  1. Well, it's true. My own mother says such things, "just give me a painting for Christmas". I never know how to answer such a proposition. I mean, this is my professional career, working as an artist. The extra bonus for me, however, is that when I graduated I was not able to make enough painting to pay my rent, so I have worked as an illustrator. I am fortunate now to have a great job where I draw all day for games (illustration), but at the end of the day, this work is not *for me*... When I DO get to paint, it is on the weekends or at night after working. My time is PRECIOUS because I have desire to paint and to become a better painter, and those aspirations take TIME - specifically my free time. When a well meaning friend says "just give me a painting", I appreciate the compliment, but at the same time it makes me feel so isolated, as though no one on the planet understands this dilemma of not having enough TIME to paint and somehow, some way to make the transition to painting full time. Art is a complicated profession, one that tugs at the heart strings daily for me, but at times is boring, yes, and yet so essential to who I am.
    Thanks for the great blog post. - Julia

    ReplyDelete
    Replies
    1. Give your mom the Christmas painting. Not meant to be morbid, but they'll come back to you when she's gone...and have more meaning, too. Just sayin'

      Delete
  2. ..and Shepherd puppies comparison is great :)

    ReplyDelete
  3. Well, Robert Crumb does live in a chateau in France which he traded a couple of his sketchbooks for.

    PS. I have yet to produce a painting with a market value over a 2008 Honda Civic so congrats Kate!

    ReplyDelete
  4. Your blog remains damnably funny. So thrilled I finally got around to starting to read it.

    ReplyDelete
  5. This post should be shared far and wide. In fact, I would like to repost it on FB. May I?

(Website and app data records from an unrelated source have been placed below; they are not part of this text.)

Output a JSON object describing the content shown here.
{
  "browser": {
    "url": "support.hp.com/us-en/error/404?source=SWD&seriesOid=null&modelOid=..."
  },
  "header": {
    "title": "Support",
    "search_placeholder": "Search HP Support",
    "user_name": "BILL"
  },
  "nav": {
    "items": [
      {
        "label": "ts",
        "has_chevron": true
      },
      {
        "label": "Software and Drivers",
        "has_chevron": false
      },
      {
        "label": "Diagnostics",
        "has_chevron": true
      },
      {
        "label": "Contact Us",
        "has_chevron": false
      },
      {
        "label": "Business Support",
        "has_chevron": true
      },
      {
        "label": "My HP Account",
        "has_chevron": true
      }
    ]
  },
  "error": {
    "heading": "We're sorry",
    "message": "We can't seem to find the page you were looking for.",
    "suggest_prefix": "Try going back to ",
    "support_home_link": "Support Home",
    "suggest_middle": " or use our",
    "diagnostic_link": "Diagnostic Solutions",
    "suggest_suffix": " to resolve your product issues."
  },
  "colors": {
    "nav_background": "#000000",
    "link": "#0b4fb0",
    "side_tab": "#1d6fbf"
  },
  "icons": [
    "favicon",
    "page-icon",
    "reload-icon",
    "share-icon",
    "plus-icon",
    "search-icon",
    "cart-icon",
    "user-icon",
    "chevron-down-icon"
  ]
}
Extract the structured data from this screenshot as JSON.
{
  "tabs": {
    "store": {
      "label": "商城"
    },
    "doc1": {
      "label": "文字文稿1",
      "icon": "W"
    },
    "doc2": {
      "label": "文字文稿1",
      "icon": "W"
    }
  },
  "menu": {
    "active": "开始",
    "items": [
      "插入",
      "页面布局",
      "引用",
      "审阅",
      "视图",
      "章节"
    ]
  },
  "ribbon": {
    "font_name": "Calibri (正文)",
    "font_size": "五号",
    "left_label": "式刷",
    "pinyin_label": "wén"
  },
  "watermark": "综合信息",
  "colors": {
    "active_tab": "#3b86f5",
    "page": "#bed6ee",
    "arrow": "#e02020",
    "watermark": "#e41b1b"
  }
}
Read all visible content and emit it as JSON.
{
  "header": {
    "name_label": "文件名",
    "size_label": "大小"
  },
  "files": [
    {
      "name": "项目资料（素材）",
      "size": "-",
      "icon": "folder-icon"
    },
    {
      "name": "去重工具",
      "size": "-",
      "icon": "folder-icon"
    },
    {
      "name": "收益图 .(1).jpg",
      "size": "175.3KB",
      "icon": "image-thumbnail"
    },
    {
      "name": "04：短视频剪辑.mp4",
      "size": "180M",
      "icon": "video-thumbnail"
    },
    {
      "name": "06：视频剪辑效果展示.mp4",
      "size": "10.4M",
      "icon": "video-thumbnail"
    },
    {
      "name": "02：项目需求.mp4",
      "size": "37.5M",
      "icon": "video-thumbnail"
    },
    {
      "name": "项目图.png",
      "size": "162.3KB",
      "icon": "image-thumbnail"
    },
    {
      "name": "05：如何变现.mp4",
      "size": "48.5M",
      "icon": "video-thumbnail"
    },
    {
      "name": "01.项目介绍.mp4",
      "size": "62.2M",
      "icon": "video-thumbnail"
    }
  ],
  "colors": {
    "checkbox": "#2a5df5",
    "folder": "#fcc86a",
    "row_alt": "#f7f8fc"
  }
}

    ReplyDelete
  6. what about the square inch formula. As artists increase in cultural value their square inch price value increases as well. Often used by galleries to determine the worth of a painting (not sure how it works for other works) or the sale price that can be determined by the artists value in the market...I suppose as determined by the gallery and past sales frequency.
    But puppy shepherds could work as well.

    ReplyDelete
    Replies
    1. I use the square inch formula to price my work, usually around 21 to 24 dollars per square inch.

      Delete
  7. What about short runs of archival quality, signed prints? Aussie (and awesome) artist Jeremy Geddes sets a good example for this practice - more affordable access to work by the public, and much deserved income for the artist.

    ReplyDelete
  8. Based on an hourly rate of something like $200-$300, I'll do a quick sketch for a hypothetical oil change, then the mechanic will have to spend $150 on a frame so he'll probably think he got a raw deal.

    ReplyDelete
  9. So, what would I get for the bone marrow thing?

    ReplyDelete
  10. I live in a small village. Once a year I open up my atelier for friends and locals. To be done with nosy people, to have a party and to give them chock-therapy with my prizes. But they do by my postcards. (Dutch and dyslexic).

    ReplyDelete
  11. Thank you. I'm going to share this in my next newsletter. Best wishes -- DG

    ReplyDelete
  12. Perhaps they are telling you how much they like your paintings. I'm sorry you lost your joy somewhere between brush washings. I love to paint for someone whom I know will appreciate my work.

    ReplyDelete